When the mysterious and still unknown Satoshi Nakamoto started Bitcoin, nine years ago, he was very clear about the new technology’s objective, namely, to do away with all fiat currencies and to get rid of the world financial system.
This statement was (and remains) so ambitious, and the blockchain technology was so unknown that hardly anybody took him seriously at the time. Mr. Nakamoto’s words were especially unwelcomed (even derided) by experts in the financial sector.
But a new study released by UBS, one of the most important banks in Switzerland suggests that Mr. Nakamoto could still be proven right. After exploring Bitcoin’s features and characteristics, UBS researchers have concluded that it could indeed replace the USD if and when it reaches a price of around 213,000 USD per token.
While there is no way to predict when this could happen, the study implies that, in principle, there is no reason why it shouldn’t. The token will hardly hit this mark any time soon, but some expert/enthusiasts as John McAfee are very confident that it will hit as much as a million in price sooner or later.
Bitcoin was the first cryptocurrency and, as such, it’s still the most important one. It’s the one that gathers more attention and interest from both experts and layman. Many people around the world think, for instance, that the words Bitcoin and cryptocurrency are interchangeable.
UBS placed another restriction on Bitcoin’s success: it has to be considered money first or, at least, a viable asset class. That begs the question of why is Bitcoin not money already or not viable? UBS addressed the viability issue “our findings suggest that Bitcoin, in its current form, is too unstable and limited to become a viable means of payment for global transactions or a mainstream asset class.”
But is it money? USB doesn’t think so but if Bitcoin is not already money or an asset class then why is it being taxed as such already. Moreover, several financial experts (even traditional ones who are not very well inclined towards crypto assets) are on the record affirming that Bitcoin is, indeed, money. So why is there still any controversy?

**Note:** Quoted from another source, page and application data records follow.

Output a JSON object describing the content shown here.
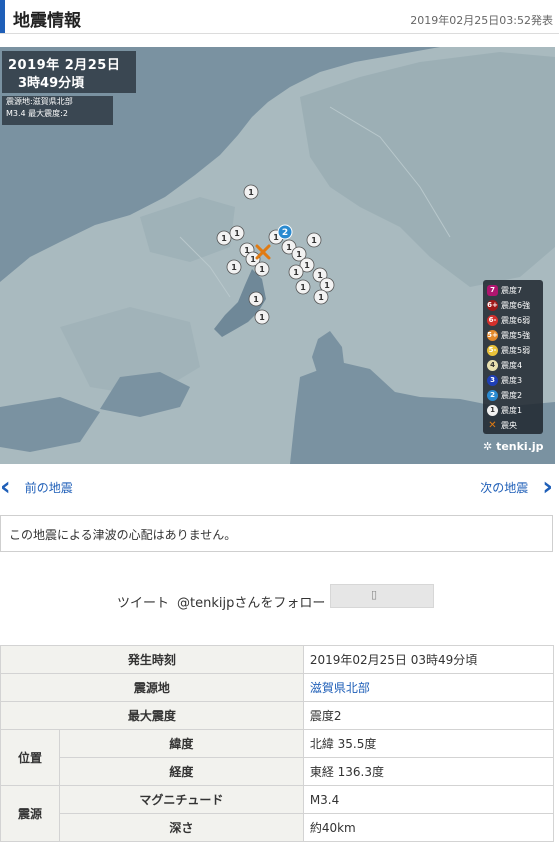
{
  "header": {
    "title": "地震情報",
    "timestamp": "2019年02月25日03:52発表"
  },
  "map": {
    "date": "2019年  2月25日",
    "time": "3時49分頃",
    "info_line1": "震源地:滋賀県北部",
    "info_line2": "M3.4    最大震度:2",
    "legend": [
      {
        "label": "震度7",
        "sym": "7",
        "color": "#b0156f"
      },
      {
        "label": "震度6強",
        "sym": "6+",
        "color": "#a01818"
      },
      {
        "label": "震度6弱",
        "sym": "6-",
        "color": "#d2302c"
      },
      {
        "label": "震度5強",
        "sym": "5+",
        "color": "#e3892b"
      },
      {
        "label": "震度5弱",
        "sym": "5-",
        "color": "#e9c23a"
      },
      {
        "label": "震度4",
        "sym": "4",
        "color": "#e8e0b0"
      },
      {
        "label": "震度3",
        "sym": "3",
        "color": "#1f3fb5"
      },
      {
        "label": "震度2",
        "sym": "2",
        "color": "#2a8ad0"
      },
      {
        "label": "震度1",
        "sym": "1",
        "color": "#f2f2f2"
      },
      {
        "label": "震央",
        "sym": "✕",
        "color": "#e07a12"
      }
    ],
    "brand": "tenki.jp"
  },
  "nav": {
    "prev": "前の地震",
    "next": "次の地震"
  },
  "tsunami_notice": "この地震による津波の心配はありません。",
  "social": {
    "tweet": "ツイート",
    "follow": "@tenkijpさんをフォロー"
  },
  "table": {
    "time_label": "発生時刻",
    "time_value": "2019年02月25日 03時49分頃",
    "epicenter_label": "震源地",
    "epicenter_value": "滋賀県北部",
    "max_label": "最大震度",
    "max_value": "震度2",
    "pos_label": "位置",
    "lat_label": "緯度",
    "lat_value": "北緯 35.5度",
    "lon_label": "経度",
    "lon_value": "東経 136.3度",
    "source_label": "震源",
    "mag_label": "マグニチュード",
    "mag_value": "M3.4",
    "depth_label": "深さ",
    "depth_value": "約40km"
  }
}
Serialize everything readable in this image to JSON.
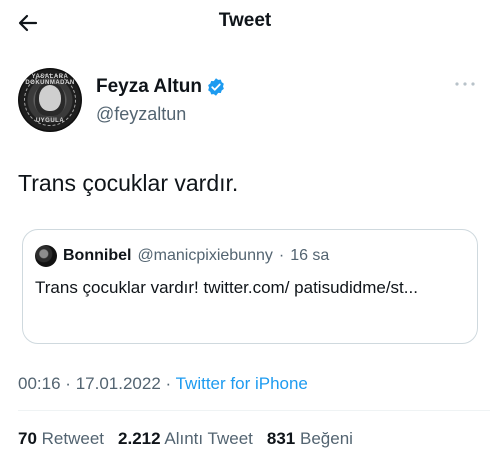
{
  "header": {
    "title": "Tweet",
    "back_icon": "arrow-left-icon"
  },
  "author": {
    "display_name": "Feyza Altun",
    "handle": "@feyzaltun",
    "verified_icon": "verified-badge-icon",
    "avatar_text_top": "YASALARA DOKUNMADAN",
    "avatar_text_bottom": "UYGULA",
    "more_icon": "more-horizontal-icon"
  },
  "tweet": {
    "text": "Trans çocuklar vardır."
  },
  "quote": {
    "name": "Bonnibel",
    "handle": "@manicpixiebunny",
    "separator": "·",
    "time": "16 sa",
    "text": "Trans çocuklar vardır! twitter.com/ patisudidme/st..."
  },
  "meta": {
    "time": "00:16",
    "separator": "·",
    "date": "17.01.2022",
    "separator2": "·",
    "source": "Twitter for iPhone"
  },
  "stats": {
    "retweets_count": "70",
    "retweets_label": "Retweet",
    "quotes_count": "2.212",
    "quotes_label": "Alıntı Tweet",
    "likes_count": "831",
    "likes_label": "Beğeni"
  },
  "colors": {
    "accent": "#1d9bf0",
    "secondary_text": "#536471",
    "border": "#cfd9de"
  }
}
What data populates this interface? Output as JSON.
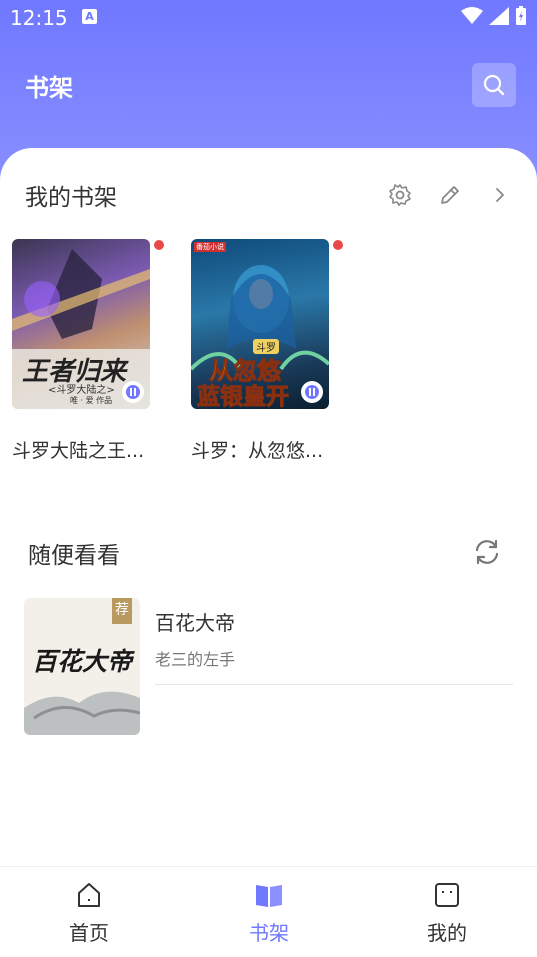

The disagreements are rooted in a definition of money given by a research paper called ” Cryptocurrencies: Overcoming Barriers to Trust and Adoption.” In this paper, it’s stated that a cryptocurrency must be able to perform three different functions to be considered real money. It must store value, be a medium of exchange, and an accounting unit.
The current consensus (led by a study performed by the Imperial College London and eToro) is that Bitcoin and many other digital assets are already meant to store value so that one is covered. But regarding the other two Bitcoin must first solve some of the current limitations it has. Lack of scalability, time of transfers, design, and regulation are still problems that plague it and are an obstacle to fulfill the role money should in everyday use.
The Bitcoin community is already taking steps to solve those problems. New features such as the Lightning Network, Bulletproof, SegWit, Bitcoin Core 0.16.0 are already deployed or in the works, and they aim to fix those very issues. This means that Bitcoin could indeed qualify as real money very soon, before a couple of years at most.
The UBS’ study is crucial (along with the one from Imperial College London) because it shows that both academic and traditional financial circles are starting to read the writing on the wall when it comes to crypto coins.
This is critical development and the crypto community at large would benefit to listen to this external observers and learn something from them. It’s still too early to know if digital assets will indeed end up replacing all the fiat currencies in the world and replacing the financial system, as Mr. Nakamoto imagined. But now we know they could.
Image Courtesy of Pixabay.